Friday, January 8, 2010
For the latest on the BMMC, or to train with us go to: www.thebmmc.webs.com
Last night the Doc unveiled his grand 9 week training plan for 6 Foot 2010. We have been working together for 12 months now and it is by far the best “athlete- coach” relationship I have ever been in over my time in sport. I have had lots of coaches, all have taught me something, even if it wasn’t always a lot about training.
His/ our program is fluid, yet structured. Damn hard, yet with plenty of rest. Overall, it looks like a tough 9 weeks coming up. I like it because it is developed by an expert, but is developed by asking me lots and lots of questions, I feel like I’m in control of it. He then tells me like it is, even if that is: “No you don’t need to do that, it’s pointless, what’s that going to teach your body? we are going to do X, Y and Z”. He will then explain how and what the body will do in response to the prescribed stress from training. This last bit is my favorite part because it builds my belief and confidence in the program.
I will publish the program, but not until after March 13, for two reasons:
Firstly and most obviously, I don’t want to give too much away.
Secondly but more importantly, it would be negligent and unsafe to encourage, or think that others may copy what I might be doing without them considering a range of factors about their own physiology in consultation with an expert, or other qualified person.
For example, I wouldn’t want to encourage anyone to get into the habit of just ‘cut and pasting’ another athletes program, particularly if that program is for an athlete of a completely different background, history and physical constitution, including genetics. You wouldn’t take someone else medicine if you were sick right?
The best advice to devise your own program I believe is find someone who knows 3 things;
1. They know YOU.
2. They know the concepts of endurance training well.
3. They know how to apply the concepts to you the athlete (the most important bit).
This doesn’t mean don’t try things out, not training with others and trying what they do, not experimenting occasionally, not learning from training partners, or from anyone. We all learn from each other. But it does mean being personally careful of key things like, volume, frequency, intensity and how they relate to your body (not someone else’s body).
Once you have your own program you need to believe in it and give it time to work. Have some faith it will get results. When you think about it you actually can’t do anything else can you?
This can mean ignoring everything else you hear for a while. (Eg.Anton K. ran 320k last week, wow!) Not that what you are hearing say from others is bad necessarily, it’s just that it’s probably not in the right perspective for you at that time, and it may allow doubt to enter your head about your program, which is the last thing you need at 5am on an LSD.
Every human has doubts; you don’t need to increase doubt. Doubt can easily turn to fear, which can turn to disbelief and then quitting. For me this meant not buying running magazines.

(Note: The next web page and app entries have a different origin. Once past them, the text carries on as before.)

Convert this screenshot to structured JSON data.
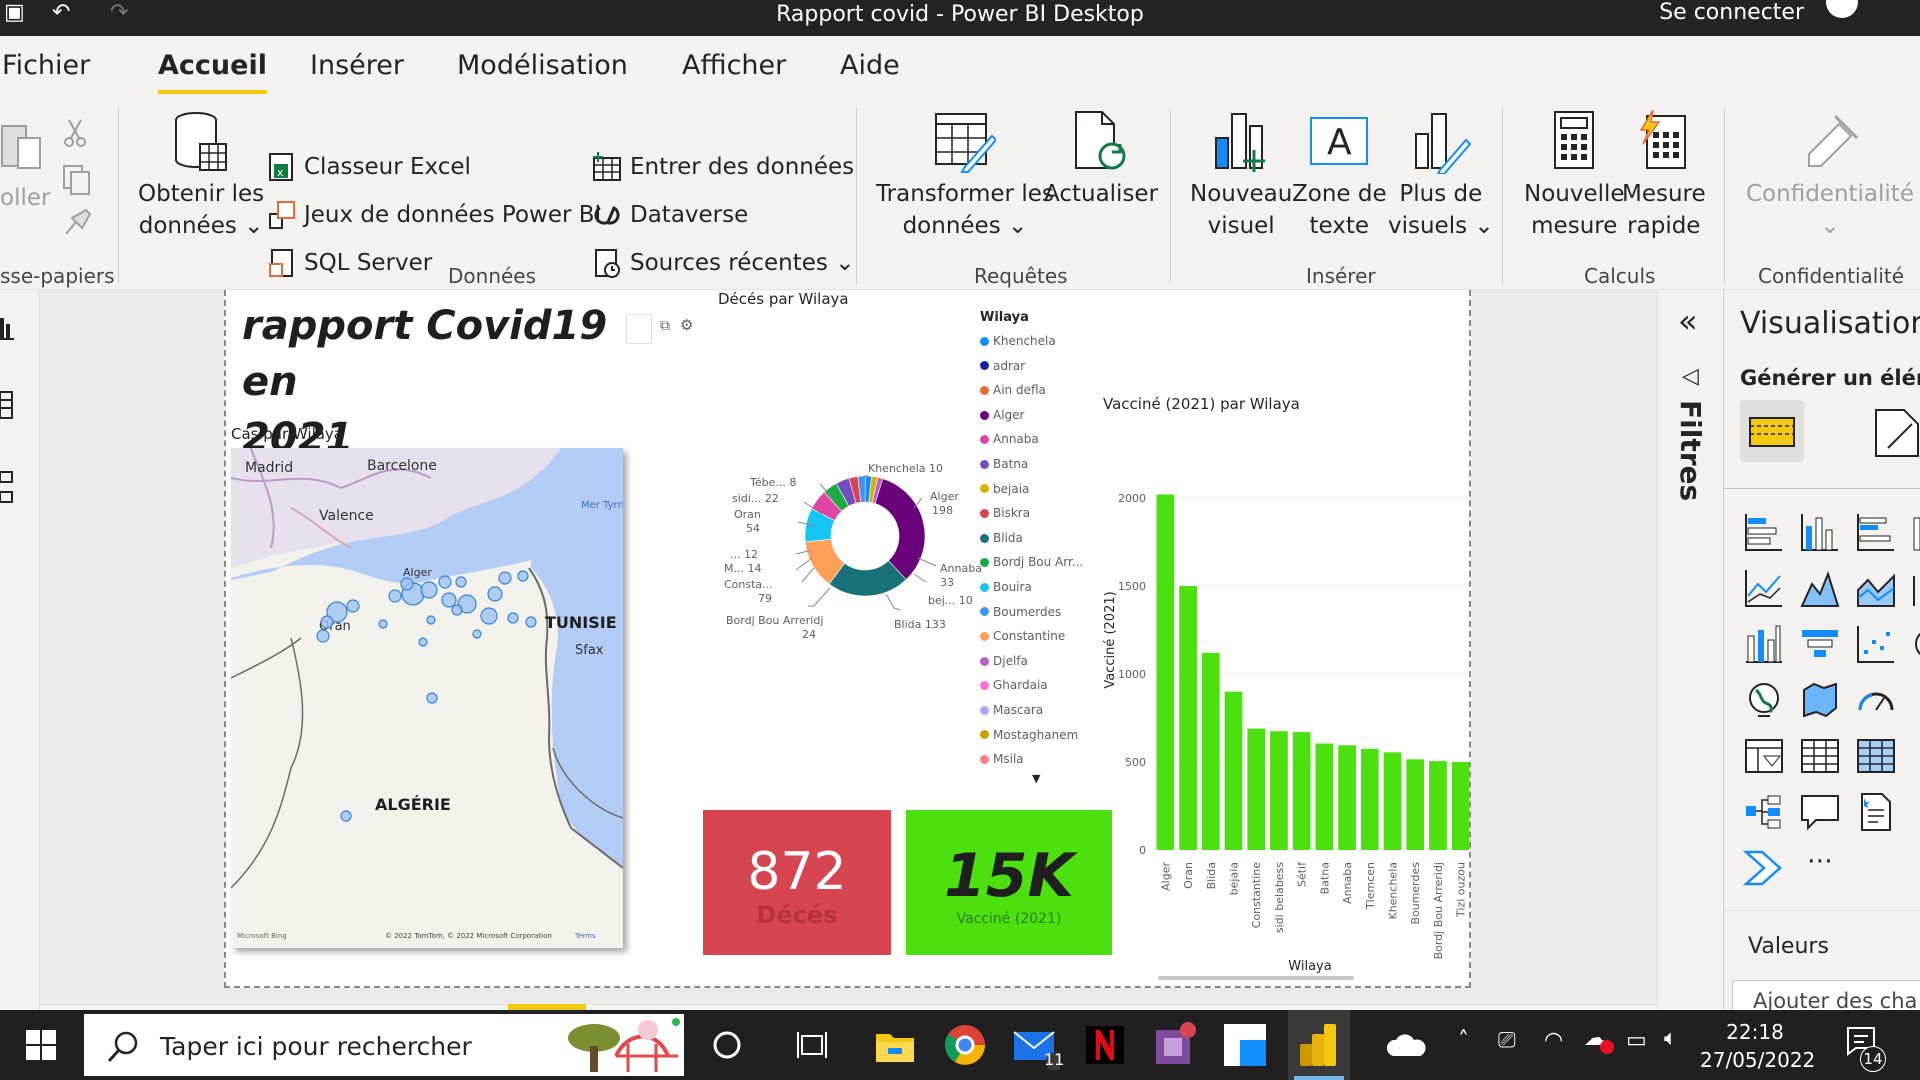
{
  "titlebar": {
    "title": "Rapport covid - Power BI Desktop",
    "signin": "Se connecter"
  },
  "tabs": [
    "Fichier",
    "Accueil",
    "Insérer",
    "Modélisation",
    "Afficher",
    "Aide"
  ],
  "ribbon": {
    "clipboard": {
      "paste_label": "oller",
      "group": "sse-papiers"
    },
    "data": {
      "get_data": [
        "Obtenir les",
        "données ⌄"
      ],
      "excel": "Classeur Excel",
      "pbi_datasets": "Jeux de données Power BI",
      "sql": "SQL Server",
      "enter": "Entrer des données",
      "dataverse": "Dataverse",
      "recent": "Sources récentes ⌄",
      "group": "Données"
    },
    "queries": {
      "transform": [
        "Transformer les",
        "données ⌄"
      ],
      "refresh": "Actualiser",
      "group": "Requêtes"
    },
    "insert": {
      "new_visual": [
        "Nouveau",
        "visuel"
      ],
      "textbox": [
        "Zone de",
        "texte"
      ],
      "more_visuals": [
        "Plus de",
        "visuels ⌄"
      ],
      "group": "Insérer"
    },
    "calc": {
      "new_measure": [
        "Nouvelle",
        "mesure"
      ],
      "quick_measure": [
        "Mesure",
        "rapide"
      ],
      "group": "Calculs"
    },
    "conf": {
      "label": "Confidentialité",
      "arrow": "⌄",
      "group": "Confidentialité"
    }
  },
  "report": {
    "title_line1": "rapport Covid19 en",
    "title_line2": "2021",
    "map": {
      "title": "Cas par Wilaya",
      "labels": {
        "madrid": "Madrid",
        "barcelone": "Barcelone",
        "valence": "Valence",
        "mer": "Mer Tyrrl",
        "alger": "Alger",
        "oran": "Oran",
        "tunisie": "TUNISIE",
        "sfax": "Sfax",
        "algerie": "ALGÉRIE"
      },
      "bing": "Microsoft Bing",
      "copyright": "© 2022 TomTom, © 2022 Microsoft Corporation",
      "terms": "Terms"
    },
    "donut": {
      "title": "Décés par Wilaya",
      "labels": [
        "Khenchela 10",
        "Alger",
        "198",
        "Annaba",
        "33",
        "bej... 10",
        "Blida 133",
        "Bordj Bou Arreridj",
        "24",
        "Consta...",
        "79",
        "M... 14",
        "... 12",
        "Oran",
        "54",
        "sidi... 22",
        "Tébe... 8"
      ]
    },
    "legend": {
      "title": "Wilaya",
      "items": [
        {
          "label": "Khenchela",
          "color": "#118dff"
        },
        {
          "label": "adrar",
          "color": "#12239e"
        },
        {
          "label": "Ain defla",
          "color": "#e66c37"
        },
        {
          "label": "Alger",
          "color": "#6b007b"
        },
        {
          "label": "Annaba",
          "color": "#e044a7"
        },
        {
          "label": "Batna",
          "color": "#744ec2"
        },
        {
          "label": "bejaia",
          "color": "#d9b300"
        },
        {
          "label": "Biskra",
          "color": "#d64550"
        },
        {
          "label": "Blida",
          "color": "#197278"
        },
        {
          "label": "Bordj Bou Arr...",
          "color": "#1aab40"
        },
        {
          "label": "Bouira",
          "color": "#15c6f4"
        },
        {
          "label": "Boumerdes",
          "color": "#4092ff"
        },
        {
          "label": "Constantine",
          "color": "#ffa058"
        },
        {
          "label": "Djelfa",
          "color": "#be5dc9"
        },
        {
          "label": "Ghardaia",
          "color": "#f472d0"
        },
        {
          "label": "Mascara",
          "color": "#b5a1ff"
        },
        {
          "label": "Mostaghanem",
          "color": "#c4a200"
        },
        {
          "label": "Msila",
          "color": "#ff8080"
        }
      ]
    },
    "card_deaths": {
      "value": "872",
      "label": "Décés",
      "color": "#d64550"
    },
    "card_vaccinated": {
      "value": "15K",
      "label": "Vacciné (2021)",
      "color": "#4ce10e"
    }
  },
  "chart_data": [
    {
      "type": "pie",
      "title": "Décés par Wilaya",
      "categories": [
        "Alger",
        "Blida",
        "Constantine",
        "Oran",
        "Annaba",
        "Bordj Bou Arreridj",
        "sidi...",
        "M...",
        "...",
        "Khenchela",
        "bej...",
        "Tébe..."
      ],
      "values": [
        198,
        133,
        79,
        54,
        33,
        24,
        22,
        14,
        12,
        10,
        10,
        8
      ]
    },
    {
      "type": "bar",
      "title": "Vacciné (2021) par Wilaya",
      "xlabel": "Wilaya",
      "ylabel": "Vacciné (2021)",
      "categories": [
        "Alger",
        "Oran",
        "Blida",
        "bejaia",
        "Constantine",
        "sidi belabess",
        "Sétif",
        "Batna",
        "Annaba",
        "Tlemcen",
        "Khenchela",
        "Boumerdes",
        "Bordj Bou Arreridj",
        "Tizi ouzou"
      ],
      "values": [
        2020,
        1500,
        1120,
        900,
        690,
        675,
        670,
        605,
        595,
        575,
        555,
        515,
        505,
        500
      ],
      "yticks": [
        "0",
        "500",
        "1000",
        "1500",
        "2000"
      ],
      "ylim": [
        0,
        2000
      ],
      "color": "#4ce10e"
    }
  ],
  "panes": {
    "filters": "Filtres",
    "viz_title": "Visualisation",
    "viz_sub": "Générer un élém",
    "values": "Valeurs",
    "add_fields": "Ajouter des cha"
  },
  "taskbar": {
    "search": "Taper ici pour rechercher",
    "time": "22:18",
    "date": "27/05/2022",
    "mail_badge": "11",
    "notif_badge": "14"
  }
}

Nothing is wrong with running mags, but I would read training articles and athlete stories, get all pumped up and think ‘yeah I’ll go do that tomorrow’ so I can be like them. This may sound silly, but we have all done it.
Enough ranting and raving for now.
See you out there, enjoy the training!